My concerns as a sculptor are with the transformation of found objects that resonate with imagined histories, and that embody transient notions of gender, utility and fashion of their place in time. Tobacco pipes, household tools, gloves and shoes are items that have served my intent, sometimes in combination with an idiom of repurposed materials such as wood, rope, sawdust, sand and hair.
I’m especially interested in artifacts of leather clothing, always so rapidly outmoded and abandoned to thrift shops, and always bearing the imprints of their successive incarnations. The pores, wrinkles and scars of the animals whose hides were tanned are perceptible beneath the stains and smudges, the lingering odor of perfume or tobacco smoke left by the garments' owners.
I split the garments along their seam lines into the separate components of their patterns. Sometimes I boil the pieces to shrink and stiffen them and to slightly wreck their surface, and then nail them to a board to dry. I assemble the aggregate of parts into repeating motifs in which the individual elements display unique characteristics or personalities, essences to be layered under my own interventions like memories. The more fragile works are sewn to muslin grounds.
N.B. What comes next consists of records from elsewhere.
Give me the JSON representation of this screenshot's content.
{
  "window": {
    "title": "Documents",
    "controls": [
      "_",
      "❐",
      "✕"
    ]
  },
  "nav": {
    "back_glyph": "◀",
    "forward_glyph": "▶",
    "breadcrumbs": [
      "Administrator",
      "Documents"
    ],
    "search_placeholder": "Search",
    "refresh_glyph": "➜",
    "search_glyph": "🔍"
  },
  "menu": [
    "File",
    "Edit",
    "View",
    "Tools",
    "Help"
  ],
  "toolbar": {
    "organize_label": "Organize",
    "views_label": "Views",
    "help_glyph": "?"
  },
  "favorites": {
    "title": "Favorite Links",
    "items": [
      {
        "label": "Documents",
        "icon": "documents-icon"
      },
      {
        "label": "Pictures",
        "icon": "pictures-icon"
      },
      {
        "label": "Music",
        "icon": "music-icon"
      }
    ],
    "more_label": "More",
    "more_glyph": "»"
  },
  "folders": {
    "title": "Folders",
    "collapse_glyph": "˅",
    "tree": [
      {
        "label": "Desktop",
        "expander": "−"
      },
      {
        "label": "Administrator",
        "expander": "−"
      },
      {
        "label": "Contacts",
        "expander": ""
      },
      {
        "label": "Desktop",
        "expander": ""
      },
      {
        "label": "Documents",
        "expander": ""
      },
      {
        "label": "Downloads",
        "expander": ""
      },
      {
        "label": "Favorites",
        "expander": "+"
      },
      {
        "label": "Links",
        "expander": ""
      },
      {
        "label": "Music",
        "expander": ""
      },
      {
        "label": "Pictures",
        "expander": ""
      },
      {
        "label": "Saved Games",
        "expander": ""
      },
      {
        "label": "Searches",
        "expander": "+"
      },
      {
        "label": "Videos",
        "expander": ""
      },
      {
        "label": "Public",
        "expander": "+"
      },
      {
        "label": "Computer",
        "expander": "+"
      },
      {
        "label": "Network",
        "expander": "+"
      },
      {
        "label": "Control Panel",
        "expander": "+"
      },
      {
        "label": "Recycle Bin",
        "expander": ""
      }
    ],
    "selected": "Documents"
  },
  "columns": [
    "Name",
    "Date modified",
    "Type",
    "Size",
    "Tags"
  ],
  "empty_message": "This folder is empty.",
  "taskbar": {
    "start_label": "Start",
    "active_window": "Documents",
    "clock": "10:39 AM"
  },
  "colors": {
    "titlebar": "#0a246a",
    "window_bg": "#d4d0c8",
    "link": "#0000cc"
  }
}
The tougher skins are stitched to thin plywood mounts; the bones under the mounted skins are wooden armatures or cleats.
My art currently resides in the process of applying ages-old domestic alchemies—cooking things with boiling water, altering hand-me-downs to look brand new—to encroach into territories of large-scale figurative and geometric abstraction.